    I found this interesting reading on the Huffington Post blog. Thought others here would like to read it.

    It will be interesting to see if these memos are ever declassified. Like Levin said, let people judge for themselves what is fact and what is fiction.

  8. Hurry! Dangle another bright and shiny object in front of the Republicans! They don’t know where to look, what to think… Puts me in mind of this expression — I must hurry: For there they go, and I am their leader.

    “George W. Bush was rarely heard from during his final months in office. Hideously unpopular, and never personally interested in policy matters, he did his best to stay out of the limelight. Even as his administration took repeated, drastic policy measures—nationalizing AIG, Fannie Mae, and Freddie Mac, requesting $700 billion in TARP funds, etc.—to deal with the unraveling of the global financial system, he lurked in the bankground and left the sales job up to Federal Reserve Chairman Ben Bernanke and Treasury Secretary Hank Paulson. But now Bush is back.

    Though Obama won the election, the effort to tar McCain with the Bush brush didn’t work very well. In the final Newsweek poll before the election, 50 percent viewed McCain favorably and 44 percent unfavorably and other polls were similar. Voters, in other words, liked McCain; they just liked Obama better. Meanwhile, everyone hated George W. Bush. Even Republicans. Throughout the presidential primary, a varied cast of characters competed to claim for themselves the mantle of Reagan; absolutely nobody wanted to say they were running as Bush’s successor.

    But with Bush emerging to public view, it’s becoming clear that over the course of the four month-long Obama administration, the GOP has turned back around and covertly re-embraced the Bush legacy.


  9. Principles?



  10. Have a listen to what General Petraeus has to say about torture. Wonder how those who favor torture will spin this one!?


  11. I thought General Patraeus words (see video link above) were strong. But the words Carl Levin, chairman of the Senate Armed Services Committee, used are blunt.

    — snip —

    “But then last week, a voice from the recent past re-emerged, claiming that America can do what we please, preaching unilateralism again, and embracing the arrogance that for too many years alienated our friends and set back efforts to achieve common goals. Former Vice President Cheney’s world view, which so dominated the Bush years and which so dishonored our nation, gained a little traction last week—enough to persuade me to address it head-on here tonight.

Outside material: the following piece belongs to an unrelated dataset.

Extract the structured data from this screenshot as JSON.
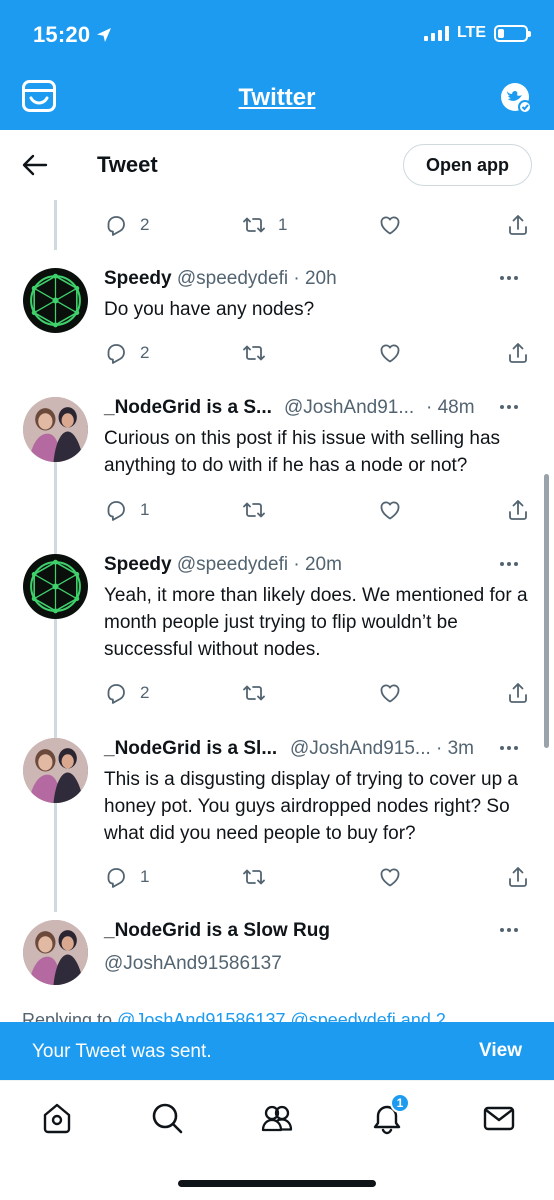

    I do so as chairman of the Senate Armed Services Committee, which recently completed an 18-month investigation into the abuse of detainees in U.S. custody and produced a 200-page bipartisan report which gives the lie to Mr. Cheney’s claims. I do so because if the abusive interrogation techniques that he champions—the face of which were the pictures of abuse at Abu Ghraib—if they are once more seen as representative of America, our security will be severely set back.

    When former Vice President Cheney said last week that what happened at Abu Ghraib was the work of “a few sadistic prison guards” acting on their own, he bore false witness. And when he said last week there was no link between the techniques used at Abu Ghraib and those approved for use in the CIA’s secret prisons, he again strayed from the truth. The seeds of Abu Ghraib’s rotten fruit were sown by civilians at the highest levels of our government.”